Personal Injury Claims in Oklahoma
If you have suffered an injury that you believe was the fault of another person or was caused by a defective product, then you may have options. You can file a personal injury lawsuit to seek compensation for the costs associated with your injury.
Oklahoma’s “At-Fault” System
When it comes to accidents, Oklahoma is an “at-fault” state. Whoever was responsible for the accident must pay for the medical bills and property damages, usually through their insurance. Liability insurance is typically what is used to cover these expenses. If the responsible party’s insurance does not cover all of the costs caused by the injury, then it is possible for the victim to file a lawsuit against them to pay for additional costs.

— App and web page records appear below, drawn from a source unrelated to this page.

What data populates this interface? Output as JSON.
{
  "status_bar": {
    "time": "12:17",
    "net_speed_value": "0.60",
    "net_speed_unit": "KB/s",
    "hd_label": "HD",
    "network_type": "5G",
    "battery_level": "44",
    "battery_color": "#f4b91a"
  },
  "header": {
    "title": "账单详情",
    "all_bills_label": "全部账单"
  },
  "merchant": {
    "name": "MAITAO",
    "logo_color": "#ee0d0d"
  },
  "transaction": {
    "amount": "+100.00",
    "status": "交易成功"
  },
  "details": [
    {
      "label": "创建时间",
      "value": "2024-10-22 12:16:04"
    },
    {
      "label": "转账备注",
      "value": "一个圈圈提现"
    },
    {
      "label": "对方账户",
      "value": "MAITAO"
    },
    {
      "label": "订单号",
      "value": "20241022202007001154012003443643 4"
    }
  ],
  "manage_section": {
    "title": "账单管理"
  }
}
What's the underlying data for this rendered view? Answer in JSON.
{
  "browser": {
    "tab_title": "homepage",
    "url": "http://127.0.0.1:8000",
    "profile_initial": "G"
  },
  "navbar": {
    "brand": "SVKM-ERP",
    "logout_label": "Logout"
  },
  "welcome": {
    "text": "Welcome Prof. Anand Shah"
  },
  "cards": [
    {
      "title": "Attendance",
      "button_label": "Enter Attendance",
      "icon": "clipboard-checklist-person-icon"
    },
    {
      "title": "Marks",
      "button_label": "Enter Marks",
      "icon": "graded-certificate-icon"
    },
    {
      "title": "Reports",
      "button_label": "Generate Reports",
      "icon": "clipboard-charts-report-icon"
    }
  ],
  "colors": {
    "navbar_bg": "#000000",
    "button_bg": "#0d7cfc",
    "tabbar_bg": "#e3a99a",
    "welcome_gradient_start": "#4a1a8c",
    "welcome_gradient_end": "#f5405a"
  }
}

If you were injured by a product, and the product was somehow defective, then you may be able to file a personal injury claim against the manufacturer. There are different types of product liability claims, including negligence, strict liability, and breach of warranty or fitness.
In this type of case, you must prove that a property owner did not maintain their property and that the condition of the property resulted in your injury. Negligence, such as a lack of reasonable care, is the typical basis for cases like these.
Modified Comparative Negligence
Many states, including Oklahoma, follow a “modified comparative negligence” rule. This means that if you partially caused the accident, then any money you receive will be reduced by the percentage that the court decides the accident was your fault (if the percentage is less than 50%).
For example, if the accident was 10% your fault and the court awards a total of $100,000, you’ll receive $90,000 instead. However, if the accident was 50% or more your fault, then under Oklahoma law, you cannot receive any compensation.
Statute of Limitations
In Oklahoma, the statute of limitations on personal injury cases is two years. If you file your claim more than two years after the date of the accident, the court will most likely not consider your case.
To prove that a person or company was negligent, you have to show that they did not fulfill their duty of reasonable care. If you can prove that the other party was careless, or a product was defective, then typically the other party can be held liable and may be required to compensate you.
Potential Damages Available
Some states set a cap on how much you can receive in damages. In Oklahoma, there is a cap on non-economic damages, which means you can receive money for the pain and suffering the accident inflicted on your life. That cap is set at $350,000.
However, the cap does not affect how much you can receive for damages relating to your medical care or lost income.